METAL & HALLMARK GUIDE
Choosing the right metal for your piece of jewellery is crucial to the design, feel, finish and price of each piece. With so many metals now on the market it can be a little overwhelming. At Pugata we have several different grades of metal all suited to fit any style of budget.
Often referred to as a hard metal, this can be misleading. Pure platinum is softer than pure gold and it is the other constituents of the alloy that make it hard wearing. The most common 950 (95% pure) alloy is the hardest of the precious metals used in jewellery. What mustn't be forgotten is that even so, it is far softer than other common metals like steel and chrome. Platinum is very durable and takes a fine polish that is resistant to wear. It is naturally a greyish white and is often rhodium plated to make it even whiter. It requires a higher level of craftsmanship and also being rarer than gold, explains why it is worth more.

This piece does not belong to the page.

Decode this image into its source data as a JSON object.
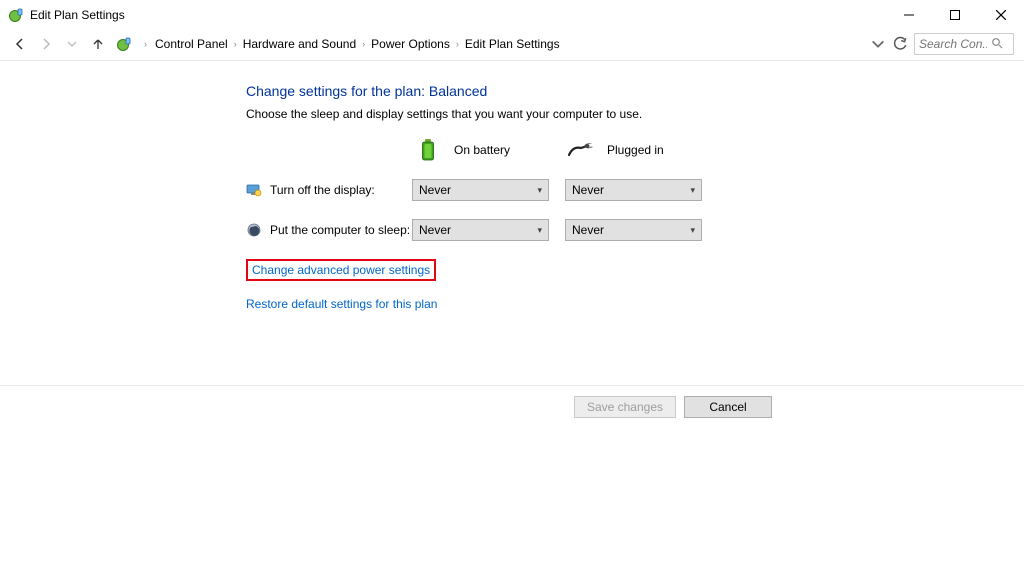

Many believe, including some jewellers, that the higher the carat of gold the softer the metal (gold is a soft metal). Therefore 9 carat gold, being alloyed with other metals tends to be more resistant to scratching than say 22 carat gold. This is not necessarily the case. Many manufacturers producing 18 carat gold jewellery ensure that, as the jewellery is higher quality, the alloy is harder wearing. This way when you have bought a piece of fine jewellery it will last a long time.
White gold and rhodium plating
Pure gold is yellow in colour but to satisfy the demand for white precious metals ‘white’ gold alloys can be produced by alloying yellow gold with naturally white precious metals such as palladium or silver, or non-precious ‘white’ metals to reduce the yellowness of the resulting alloy. Gold bullion suppliers now sell a range of graded white gold alloys which can be compared against a published scale of “whiteness”. However, white gold is routinely electroplated with Rhodium, a precious white metal which imparts a bright white finish. Depending on the level of wear, this finish wears off and white gold thus requires more care and maintenance to keep it bright.
If the underlying white gold is a yellower grade then it will start to show through as the rhodium wears. Consumers should bear in mind that their white gold jewellery may require re-plating at variable intervals depending on the amount of wear and the thickness of rhodium plating which can be applied to the jewellery. Some designs, particularly those with sharp edges and corners, may only be suitable for a thin plating of rhodium.
Red and other colours of gold
Red or rose gold is created by increasing the amount of copper in the alloy. Introducing other metals (or removing them completely) can make other colours of gold, including unusual tones such as green and blue but these are not generally available.
Durability of gold
Many people believe that due to its higher purity and the inherent relative softness of the pure metal, that 18ct gold is less durable than 9ct alloys. In fact, with modern alloy technology, there is little to support this belief. Today’s 18ct alloys are equally as durable as their 9ct equivalents and offer the additional benefits of tarnish and corrosion resistance, to say nothing of appealing to the consumer’s desire for a more pure and natural product.
Another precious metal which is being increasingly used by UK jewellery companies is palladium. Palladium, a platinum group metal, is normally used at a fineness of 950, or 95% pure. It is strong and durable, but has approximately half the density of platinum and weighs around a third less than gold. Being light means it lends itself well to the creation of larger, more dramatic designer items that are currently fashionable, especially earrings, cufflinks, necklace, bracelets and bangles where weight is important. Palladium is a very bright almost blue ‘white’ and unlike 18ct white gold alloys does not need to be rhodium plated. It wears in much the same way as platinum does and can be highly polished or presented in a matt finish.